TASK DETAILS
Every record shown here must be duplicated without change.
◆ ◆ ◆ ◆ ◆ ◆ ◆
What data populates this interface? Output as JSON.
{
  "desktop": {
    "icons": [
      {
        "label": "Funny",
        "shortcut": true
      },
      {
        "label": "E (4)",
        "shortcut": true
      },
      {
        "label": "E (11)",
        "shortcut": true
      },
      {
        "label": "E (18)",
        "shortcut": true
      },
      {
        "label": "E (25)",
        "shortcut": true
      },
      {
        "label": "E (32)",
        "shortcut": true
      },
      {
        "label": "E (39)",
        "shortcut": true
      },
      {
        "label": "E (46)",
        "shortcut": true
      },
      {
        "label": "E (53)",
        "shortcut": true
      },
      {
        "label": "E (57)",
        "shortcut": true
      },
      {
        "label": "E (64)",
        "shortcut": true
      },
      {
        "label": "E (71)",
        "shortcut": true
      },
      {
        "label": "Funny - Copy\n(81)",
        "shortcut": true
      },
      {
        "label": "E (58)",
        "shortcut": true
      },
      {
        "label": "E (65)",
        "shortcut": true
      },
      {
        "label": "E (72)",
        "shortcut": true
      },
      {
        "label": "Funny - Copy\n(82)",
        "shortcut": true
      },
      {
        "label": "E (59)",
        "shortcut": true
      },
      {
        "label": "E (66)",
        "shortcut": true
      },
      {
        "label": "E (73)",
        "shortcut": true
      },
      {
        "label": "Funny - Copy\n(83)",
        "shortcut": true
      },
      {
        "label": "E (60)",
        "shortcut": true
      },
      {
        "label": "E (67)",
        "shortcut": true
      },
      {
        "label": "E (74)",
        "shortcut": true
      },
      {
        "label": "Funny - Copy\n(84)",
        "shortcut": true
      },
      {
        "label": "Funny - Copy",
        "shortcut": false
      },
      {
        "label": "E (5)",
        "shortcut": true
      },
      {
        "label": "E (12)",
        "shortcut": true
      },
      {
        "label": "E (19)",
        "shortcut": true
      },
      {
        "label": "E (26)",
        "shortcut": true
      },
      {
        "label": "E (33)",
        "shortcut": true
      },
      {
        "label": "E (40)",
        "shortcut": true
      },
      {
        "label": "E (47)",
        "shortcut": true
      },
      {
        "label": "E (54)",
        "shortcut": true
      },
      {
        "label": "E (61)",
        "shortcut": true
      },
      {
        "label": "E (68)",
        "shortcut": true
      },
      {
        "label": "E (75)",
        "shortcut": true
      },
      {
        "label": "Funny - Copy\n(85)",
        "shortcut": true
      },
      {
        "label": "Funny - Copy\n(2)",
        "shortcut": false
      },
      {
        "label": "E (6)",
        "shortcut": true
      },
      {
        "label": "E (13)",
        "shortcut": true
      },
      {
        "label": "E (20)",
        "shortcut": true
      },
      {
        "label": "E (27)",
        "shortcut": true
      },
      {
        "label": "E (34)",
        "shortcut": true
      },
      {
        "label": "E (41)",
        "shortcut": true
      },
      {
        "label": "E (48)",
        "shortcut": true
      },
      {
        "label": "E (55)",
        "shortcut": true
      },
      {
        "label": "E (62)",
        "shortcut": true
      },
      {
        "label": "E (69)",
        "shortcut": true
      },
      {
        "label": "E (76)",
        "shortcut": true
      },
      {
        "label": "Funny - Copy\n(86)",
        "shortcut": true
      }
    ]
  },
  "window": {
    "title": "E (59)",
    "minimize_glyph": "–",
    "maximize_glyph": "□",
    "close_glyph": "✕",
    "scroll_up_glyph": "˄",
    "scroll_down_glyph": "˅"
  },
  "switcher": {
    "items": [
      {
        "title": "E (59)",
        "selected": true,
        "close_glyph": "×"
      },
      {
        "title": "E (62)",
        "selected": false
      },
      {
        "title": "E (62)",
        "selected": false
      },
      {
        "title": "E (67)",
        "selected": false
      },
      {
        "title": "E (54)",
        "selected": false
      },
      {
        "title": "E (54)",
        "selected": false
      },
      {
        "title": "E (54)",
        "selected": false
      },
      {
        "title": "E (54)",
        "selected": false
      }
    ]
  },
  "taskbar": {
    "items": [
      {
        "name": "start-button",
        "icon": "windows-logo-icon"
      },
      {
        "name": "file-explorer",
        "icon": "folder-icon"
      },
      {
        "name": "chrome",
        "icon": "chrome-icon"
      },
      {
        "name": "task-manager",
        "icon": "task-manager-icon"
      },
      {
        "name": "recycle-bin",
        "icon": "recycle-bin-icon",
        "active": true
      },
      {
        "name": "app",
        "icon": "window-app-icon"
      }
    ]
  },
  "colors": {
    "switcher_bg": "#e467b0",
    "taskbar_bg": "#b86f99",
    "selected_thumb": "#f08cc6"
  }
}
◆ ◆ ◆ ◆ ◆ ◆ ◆
REPLY TO THE TASK
What data populates this interface? Output as JSON.
{
  "desktop": {
    "icons": [
      {
        "label": "Funny",
        "shortcut": true
      },
      {
        "label": "E (4)",
        "shortcut": true
      },
      {
        "label": "E (11)",
        "shortcut": true
      },
      {
        "label": "E (18)",
        "shortcut": true
      },
      {
        "label": "E (25)",
        "shortcut": true
      },
      {
        "label": "E (32)",
        "shortcut": true
      },
      {
        "label": "E (39)",
        "shortcut": true
      },
      {
        "label": "E (46)",
        "shortcut": true
      },
      {
        "label": "E (53)",
        "shortcut": true
      },
      {
        "label": "E (57)",
        "shortcut": true
      },
      {
        "label": "E (64)",
        "shortcut": true
      },
      {
        "label": "E (71)",
        "shortcut": true
      },
      {
        "label": "Funny - Copy\n(81)",
        "shortcut": true
      },
      {
        "label": "E (58)",
        "shortcut": true
      },
      {
        "label": "E (65)",
        "shortcut": true
      },
      {
        "label": "E (72)",
        "shortcut": true
      },
      {
        "label": "Funny - Copy\n(82)",
        "shortcut": true
      },
      {
        "label": "E (59)",
        "shortcut": true
      },
      {
        "label": "E (66)",
        "shortcut": true
      },
      {
        "label": "E (73)",
        "shortcut": true
      },
      {
        "label": "Funny - Copy\n(83)",
        "shortcut": true
      },
      {
        "label": "E (60)",
        "shortcut": true
      },
      {
        "label": "E (67)",
        "shortcut": true
      },
      {
        "label": "E (74)",
        "shortcut": true
      },
      {
        "label": "Funny - Copy\n(84)",
        "shortcut": true
      },
      {
        "label": "Funny - Copy",
        "shortcut": false
      },
      {
        "label": "E (5)",
        "shortcut": true
      },
      {
        "label": "E (12)",
        "shortcut": true
      },
      {
        "label": "E (19)",
        "shortcut": true
      },
      {
        "label": "E (26)",
        "shortcut": true
      },
      {
        "label": "E (33)",
        "shortcut": true
      },
      {
        "label": "E (40)",
        "shortcut": true
      },
      {
        "label": "E (47)",
        "shortcut": true
      },
      {
        "label": "E (54)",
        "shortcut": true
      },
      {
        "label": "E (61)",
        "shortcut": true
      },
      {
        "label": "E (68)",
        "shortcut": true
      },
      {
        "label": "E (75)",
        "shortcut": true
      },
      {
        "label": "Funny - Copy\n(85)",
        "shortcut": true
      },
      {
        "label": "Funny - Copy\n(2)",
        "shortcut": false
      },
      {
        "label": "E (6)",
        "shortcut": true
      },
      {
        "label": "E (13)",
        "shortcut": true
      },
      {
        "label": "E (20)",
        "shortcut": true
      },
      {
        "label": "E (27)",
        "shortcut": true
      },
      {
        "label": "E (34)",
        "shortcut": true
      },
      {
        "label": "E (41)",
        "shortcut": true
      },
      {
        "label": "E (48)",
        "shortcut": true
      },
      {
        "label": "E (55)",
        "shortcut": true
      },
      {
        "label": "E (62)",
        "shortcut": true
      },
      {
        "label": "E (69)",
        "shortcut": true
      },
      {
        "label": "E (76)",
        "shortcut": true
      },
      {
        "label": "Funny - Copy\n(86)",
        "shortcut": true
      }
    ]
  },
  "window": {
    "title": "E (59)",
    "minimize_glyph": "–",
    "maximize_glyph": "□",
    "close_glyph": "✕",
    "scroll_up_glyph": "˄",
    "scroll_down_glyph": "˅"
  },
  "switcher": {
    "items": [
      {
        "title": "E (59)",
        "selected": true,
        "close_glyph": "×"
      },
      {
        "title": "E (62)",
        "selected": false
      },
      {
        "title": "E (62)",
        "selected": false
      },
      {
        "title": "E (67)",
        "selected": false
      },
      {
        "title": "E (54)",
        "selected": false
      },
      {
        "title": "E (54)",
        "selected": false
      },
      {
        "title": "E (54)",
        "selected": false
      },
      {
        "title": "E (54)",
        "selected": false
      }
    ]
  },
  "taskbar": {
    "items": [
      {
        "name": "start-button",
        "icon": "windows-logo-icon"
      },
      {
        "name": "file-explorer",
        "icon": "folder-icon"
      },
      {
        "name": "chrome",
        "icon": "chrome-icon"
      },
      {
        "name": "task-manager",
        "icon": "task-manager-icon"
      },
      {
        "name": "recycle-bin",
        "icon": "recycle-bin-icon",
        "active": true
      },
      {
        "name": "app",
        "icon": "window-app-icon"
      }
    ]
  },
  "colors": {
    "switcher_bg": "#e467b0",
    "taskbar_bg": "#b86f99",
    "selected_thumb": "#f08cc6"
  }
}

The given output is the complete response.